Ford has been careful not to reinvent the Fiesta beyond all recognition; they feel a responsibility to the car’s history, which must be balanced with providing a product that is always improving technically and stylistically.

“I think the key to it has been the evolution and investment that has gone into the Fiesta as a nameplate,” says Chris. “We’ve made it relevant for every new generation so it’s always had the core appeal of being fun to drive.


It’s economical


In some ways, the Ford Fiesta was borne out of necessity, designed partly in response to the 1970s fuel crisis that left people crying out for smaller, more economical motor vehicles. Through necessity, motorists discovered the convenience of more modestly sized cars.


“Now, the supermini especially is the most popular in Britain,” says Chris. “I think people realised that size car is perfect for them.”

It’s not just the size that is economical in a Ford Fiesta though; today, the need to conserve fuel is an ecological imperative as much as it is a response to market forces – so the work to reduce consumption continues apace.

“In terms of the powertrains,” says Chris, “we’ve evolved the design but also have a fantastic engine in the Ecoboost. The 1 litre Ecoboost has won the best small engine of the year seven times in a row, and won overall engine of the year a few times. Sub 100 grams CO2, it’s a really responsive engine as well – so you can drive it very frugally and with minimal emissions, but it’s also got the drivability and acceleration you need in urban and motorway environments.”

It’s personal


After more than four decades of taking us from A to B, the Ford Fiesta has inevitably become ingrained in the memories of millions. The name, the look, the feel – nearly everyone will have a certain story relating to a certain model and a certain time in their lives. It’s a powerhouse of motoring nostalgia.

“I learnt to drive in a MKI Fiesta,” says Chris. “It was inherited from my grandmother and was an old V reg in a very attractive beige colour. I was born in 1977 so I’ve very much had Fiesta with me my whole life. The MK1 really started the ball rolling for Fiestas. It’s probably my favourite.”

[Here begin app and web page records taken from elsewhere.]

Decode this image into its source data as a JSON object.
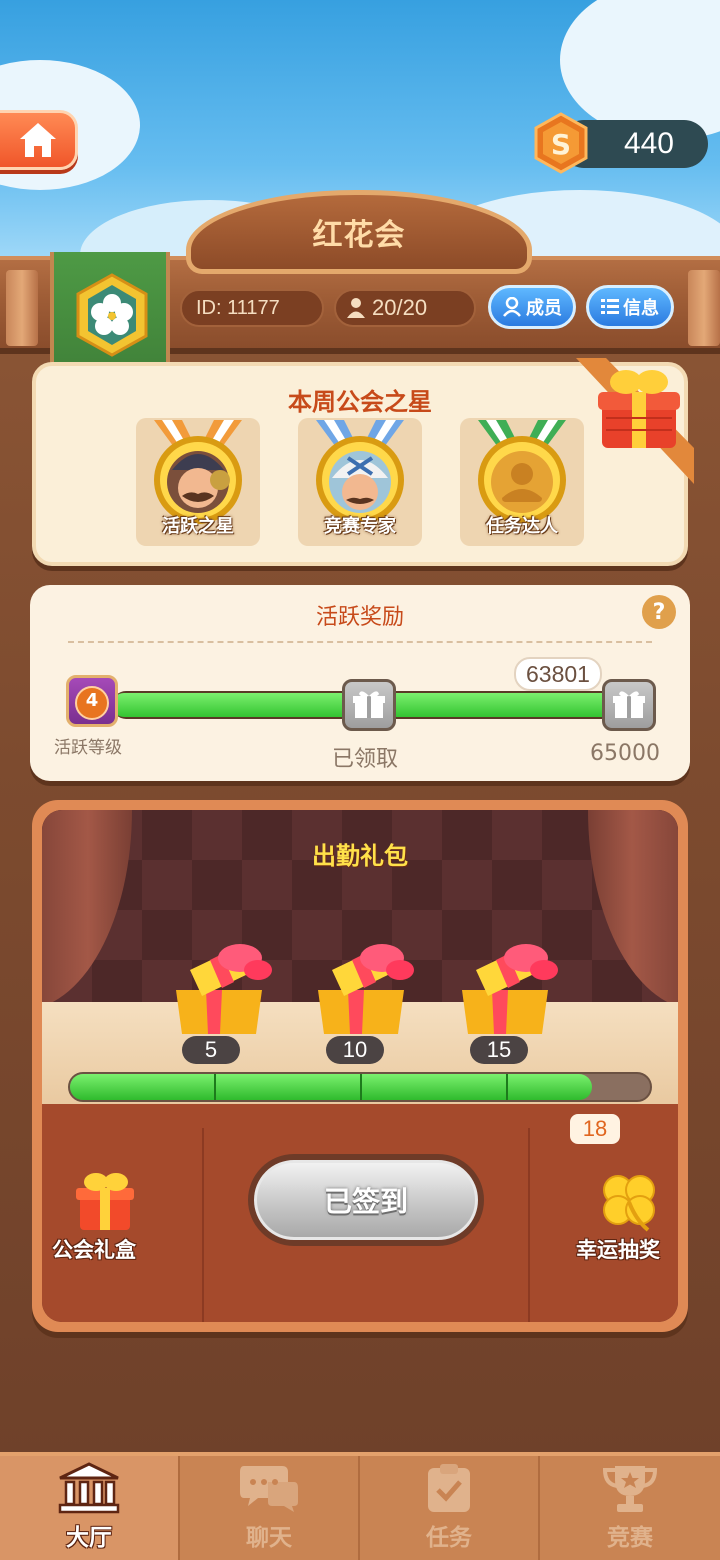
{
  "header": {
    "coins": "440",
    "guild_name": "红花会",
    "guild_id_label": "ID:  11177",
    "member_count": "20/20",
    "members_button": "成员",
    "info_button": "信息"
  },
  "weekly_stars": {
    "title": "本周公会之星",
    "medals": [
      {
        "label": "活跃之星",
        "icon": "explorer-avatar",
        "ribbon": "orange"
      },
      {
        "label": "竞赛专家",
        "icon": "mechanic-avatar",
        "ribbon": "blue"
      },
      {
        "label": "任务达人",
        "icon": "person-placeholder",
        "ribbon": "green"
      }
    ]
  },
  "activity_reward": {
    "title": "活跃奖励",
    "help": "?",
    "level": "4",
    "level_label": "活跃等级",
    "current_points": "63801",
    "claimed_label": "已领取",
    "target": "65000",
    "progress": 0.98
  },
  "attendance": {
    "title": "出勤礼包",
    "milestones": [
      "5",
      "10",
      "15"
    ],
    "current": "18",
    "progress": 0.9,
    "checkin_button": "已签到",
    "left_action": "公会礼盒",
    "right_action": "幸运抽奖"
  },
  "nav": {
    "items": [
      {
        "label": "大厅",
        "icon": "hall-icon",
        "active": true
      },
      {
        "label": "聊天",
        "icon": "chat-icon",
        "active": false
      },
      {
        "label": "任务",
        "icon": "task-icon",
        "active": false
      },
      {
        "label": "竞赛",
        "icon": "trophy-icon",
        "active": false
      }
    ]
  },
  "colors": {
    "accent": "#c74a1a",
    "progress_green": "#33c431",
    "title_yellow": "#ffe14a"
  }
}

“I’m not that old yet,” Robert laughs. “I worked on the outgoing model a little bit but the new Fiesta is my baby as I’ve spent the last four to five years of my career really starting from scratch. My all-time favourite Fiesta is the ST-Line from the new model.”

“I love the XR2,” says Oliver. “The red XR2 used to be in a programme called Cat’s Eyes when we started doing TV placement, which we still do and we have one in the heritage collection. They call the wheels pepper pot wheels because they look like the top of a pepper mill, so that would be mine.”


Ford recognise the personal connection that drivers form with their Fiestas, and to that end they do everything within their power to foster that tailor-made feeling.

“We now offer an unlimited choice of different series,” says Robert, “so we have the ST-Line/Vignale, the Active/ST soon next year so lots of choice for the customers. And there are so many opportunities to individualise the cars. You want a two-tone roof? You’ve got it.”


Is it any wonder we can’t stop buying them?